Type II odontoid fracture is a common injury among elderly patients, particularly given their predisposition toward low-energy falls. Previous studies have demonstrated a survival advantage following early surgery among patients older than 65 years, yet octogenarians represent a medically distinct and rapidly growing population. The authors compared operative and nonoperative management in patients older than 79 years.
A single-center prospectively maintained trauma database was reviewed using ICD-9 codes to identify octogenarians with C-2 cervical fractures between 1998 and 2014. Cervical CT images were independently reviewed by blinded neurosurgeons to confirm a Type II fracture pattern. Prospectively recorded outcomes included Glasgow Coma Scale (GCS) score, Abbreviated Injury Scale (AIS) score, Injury Severity Score (ISS), additional cervical fracture, and cord injury. Primary end points were mortality at 30 days and at 1 year.
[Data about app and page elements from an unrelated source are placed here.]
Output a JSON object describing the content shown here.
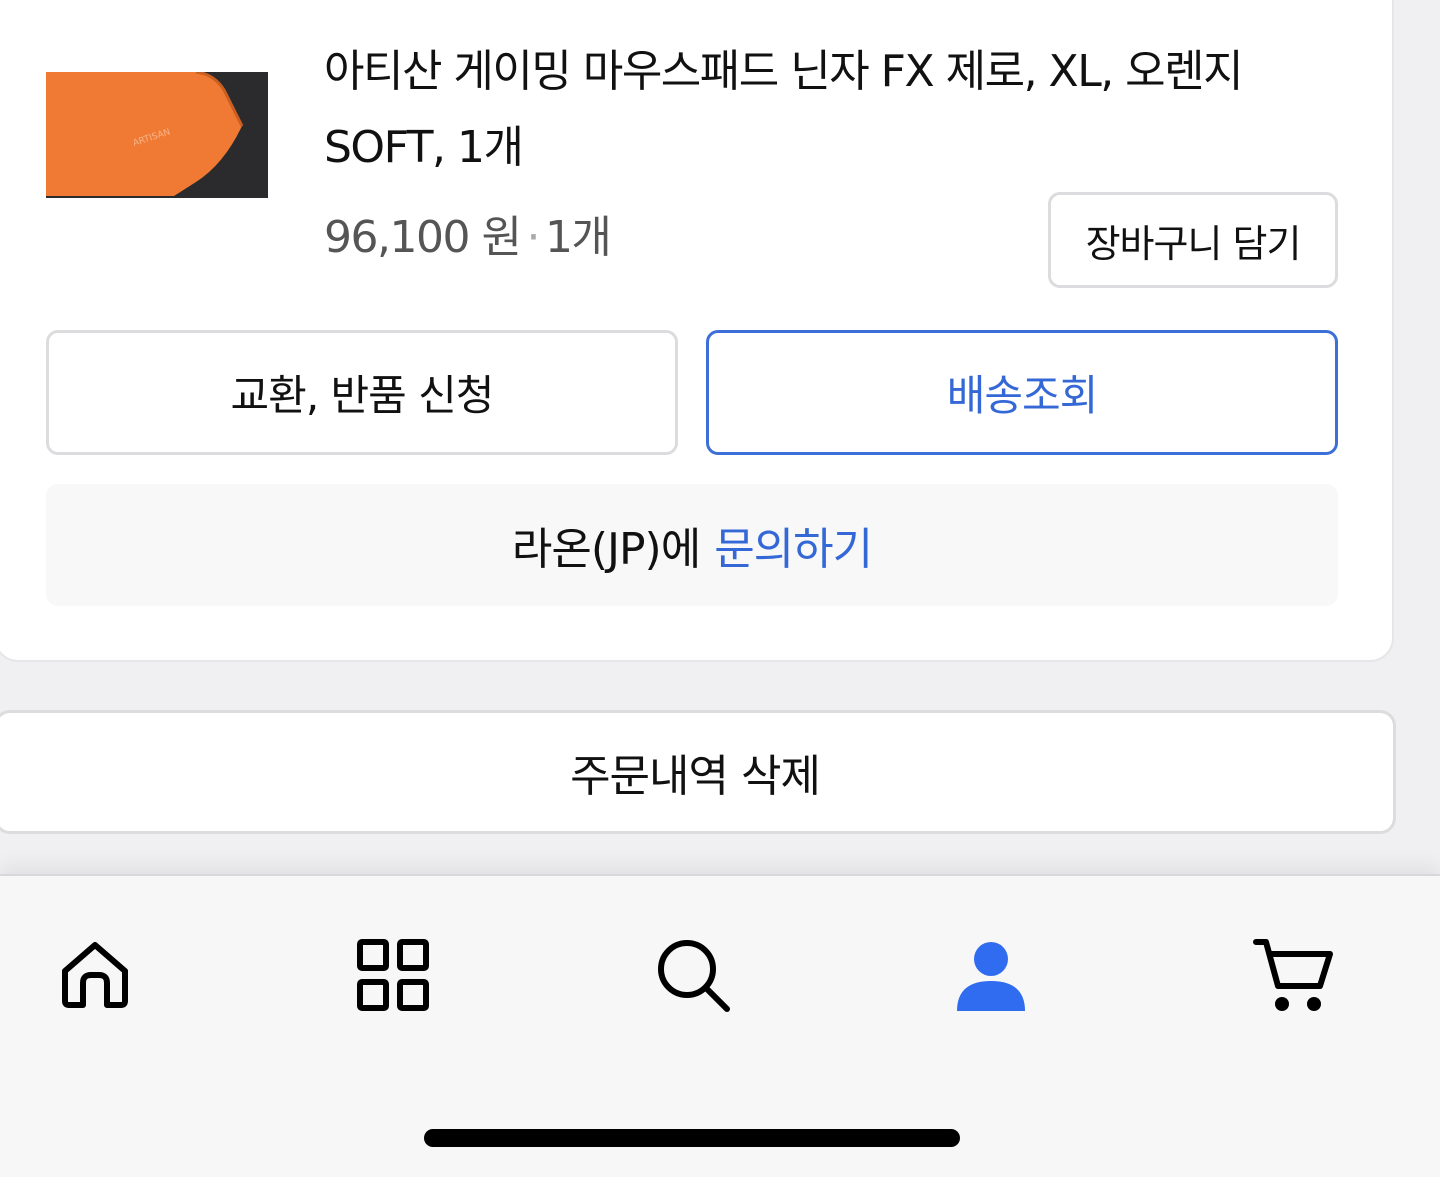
{
  "order_item": {
    "product_name_line1": "아티산 게이밍 마우스패드 닌자 FX 제로, XL, 오렌지",
    "product_name_line2": "SOFT, 1개",
    "price": "96,100 원",
    "separator": "·",
    "quantity": "1개",
    "add_to_cart_label": "장바구니 담기",
    "exchange_return_label": "교환, 반품 신청",
    "delivery_tracking_label": "배송조회",
    "inquiry_seller": "라온(JP)에",
    "inquiry_link": "문의하기"
  },
  "delete_order_label": "주문내역 삭제",
  "tab_bar": {
    "items": [
      {
        "icon": "home-icon",
        "active": false
      },
      {
        "icon": "categories-icon",
        "active": false
      },
      {
        "icon": "search-icon",
        "active": false
      },
      {
        "icon": "user-icon",
        "active": true
      },
      {
        "icon": "cart-icon",
        "active": false
      }
    ]
  },
  "colors": {
    "accent": "#3468d6",
    "active_tab": "#2f6cf0",
    "product_orange": "#f07a34"
  }
}
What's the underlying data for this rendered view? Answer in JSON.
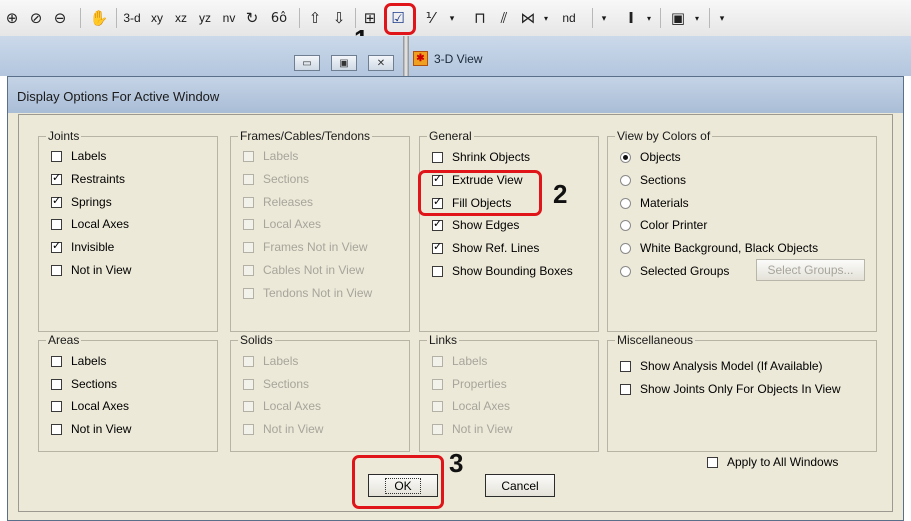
{
  "toolbar": {
    "items": [
      {
        "name": "zoom-in-icon",
        "glyph": "⊕"
      },
      {
        "name": "zoom-window-icon",
        "glyph": "⊘"
      },
      {
        "name": "zoom-out-icon",
        "glyph": "⊖"
      },
      {
        "name": "pan-icon",
        "glyph": "✋"
      },
      {
        "name": "view-3d-button",
        "label": "3-d"
      },
      {
        "name": "view-xy-button",
        "label": "xy"
      },
      {
        "name": "view-xz-button",
        "label": "xz"
      },
      {
        "name": "view-yz-button",
        "label": "yz"
      },
      {
        "name": "view-nv-button",
        "label": "nv"
      },
      {
        "name": "rotate-icon",
        "glyph": "↻"
      },
      {
        "name": "perspective-icon",
        "glyph": "6ô"
      },
      {
        "name": "move-up-icon",
        "glyph": "⇧"
      },
      {
        "name": "move-down-icon",
        "glyph": "⇩"
      },
      {
        "name": "grid-object-icon",
        "glyph": "⊞"
      },
      {
        "name": "display-options-icon",
        "glyph": "☑"
      },
      {
        "name": "shrink-icon",
        "glyph": "⅟"
      },
      {
        "name": "frame-icon",
        "glyph": "⊓"
      },
      {
        "name": "frame-perspective-icon",
        "glyph": "⫽"
      },
      {
        "name": "section-cut-icon",
        "glyph": "⋈"
      },
      {
        "name": "view-nd-button",
        "label": "nd"
      },
      {
        "name": "text-cursor-icon",
        "glyph": "I"
      },
      {
        "name": "show-tables-icon",
        "glyph": "▣"
      }
    ]
  },
  "markers": {
    "one": "1",
    "two": "2",
    "three": "3"
  },
  "window": {
    "view_title": "3-D View",
    "minimize": "▭",
    "restore": "▣",
    "close": "✕"
  },
  "dialog": {
    "title": "Display Options For Active Window",
    "joints": {
      "title": "Joints",
      "items": [
        {
          "label": "Labels",
          "checked": false
        },
        {
          "label": "Restraints",
          "checked": true
        },
        {
          "label": "Springs",
          "checked": true
        },
        {
          "label": "Local Axes",
          "checked": false
        },
        {
          "label": "Invisible",
          "checked": true
        },
        {
          "label": "Not in View",
          "checked": false
        }
      ]
    },
    "frames": {
      "title": "Frames/Cables/Tendons",
      "items": [
        {
          "label": "Labels"
        },
        {
          "label": "Sections"
        },
        {
          "label": "Releases"
        },
        {
          "label": "Local Axes"
        },
        {
          "label": "Frames Not in View"
        },
        {
          "label": "Cables Not in View"
        },
        {
          "label": "Tendons Not in View"
        }
      ]
    },
    "general": {
      "title": "General",
      "items": [
        {
          "label": "Shrink Objects",
          "checked": false
        },
        {
          "label": "Extrude View",
          "checked": true
        },
        {
          "label": "Fill Objects",
          "checked": true
        },
        {
          "label": "Show Edges",
          "checked": true
        },
        {
          "label": "Show Ref. Lines",
          "checked": true
        },
        {
          "label": "Show Bounding Boxes",
          "checked": false
        }
      ]
    },
    "colors": {
      "title": "View by Colors of",
      "items": [
        {
          "label": "Objects",
          "selected": true
        },
        {
          "label": "Sections",
          "selected": false
        },
        {
          "label": "Materials",
          "selected": false
        },
        {
          "label": "Color Printer",
          "selected": false
        },
        {
          "label": "White Background, Black Objects",
          "selected": false
        },
        {
          "label": "Selected Groups",
          "selected": false
        }
      ],
      "select_groups_button": "Select Groups..."
    },
    "areas": {
      "title": "Areas",
      "items": [
        {
          "label": "Labels",
          "checked": false
        },
        {
          "label": "Sections",
          "checked": false
        },
        {
          "label": "Local Axes",
          "checked": false
        },
        {
          "label": "Not in View",
          "checked": false
        }
      ]
    },
    "solids": {
      "title": "Solids",
      "items": [
        {
          "label": "Labels"
        },
        {
          "label": "Sections"
        },
        {
          "label": "Local Axes"
        },
        {
          "label": "Not in View"
        }
      ]
    },
    "links": {
      "title": "Links",
      "items": [
        {
          "label": "Labels"
        },
        {
          "label": "Properties"
        },
        {
          "label": "Local Axes"
        },
        {
          "label": "Not in View"
        }
      ]
    },
    "misc": {
      "title": "Miscellaneous",
      "items": [
        {
          "label": "Show Analysis Model  (If Available)",
          "checked": false
        },
        {
          "label": "Show Joints Only For Objects In View",
          "checked": false
        }
      ]
    },
    "apply_all": {
      "label": "Apply to All Windows",
      "checked": false
    },
    "ok_label": "OK",
    "cancel_label": "Cancel"
  },
  "colors": {
    "highlight": "#e0151a",
    "dialog_bg": "#ece9d8",
    "title_bar": "#b3c6de"
  }
}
Statistical tests included the Student t-test, chi-square test, Fisher's exact test, Kaplan-Meier test, and Cox proportional hazard.
A total of 111 patients met inclusion criteria (94 nonoperative and 17 operative [15 posterior and 2 anterior]). Mortality data were available for 100% of patients. The mean age was 87 years (range 80–104 years). Additional cervical fracture, spinal cord injury, GCS score, AIS score, and ISS were not associated with either management strategy at the time of presentation. The mean time to death or last follow-up was 22 months (range 0–129 months) and was nonsignificant between operative and nonoperative groups (p = 0.3). Overall mortality was 13% in-hospital, 26% at 30 days, and 41% at 1 year. Nonoperative and operative mortality rates were not significant at any time point (12% vs 18%, p = 0.5 [in-hospital]; 27% vs 24%, p = 0.8 [30-day]; and 41% vs 41%, p = 1.0 [1-year]). Kaplan-Meier analysis did not demonstrate a survival advantage for either management strategy. Spinal cord injury, GCS score, AIS score, and ISS were significantly associated with 30-day and 1-year mortality; however, Cox modeling was not significant for any variable. Additional cervical fracture was not associated with increased mortality. The rate of nonhome disposition was not significant between the groups.
Type II odontoid fracture is associated with high morbidity among octogenarians, with 41% 1-year mortality independent of intervention—a dramatic decrease from actuarial survival rates for all 80-, 90-, and 100-year-old Americans. Poor outcome is associated with spinal cord injury, GCS score, AIS score, and ISS.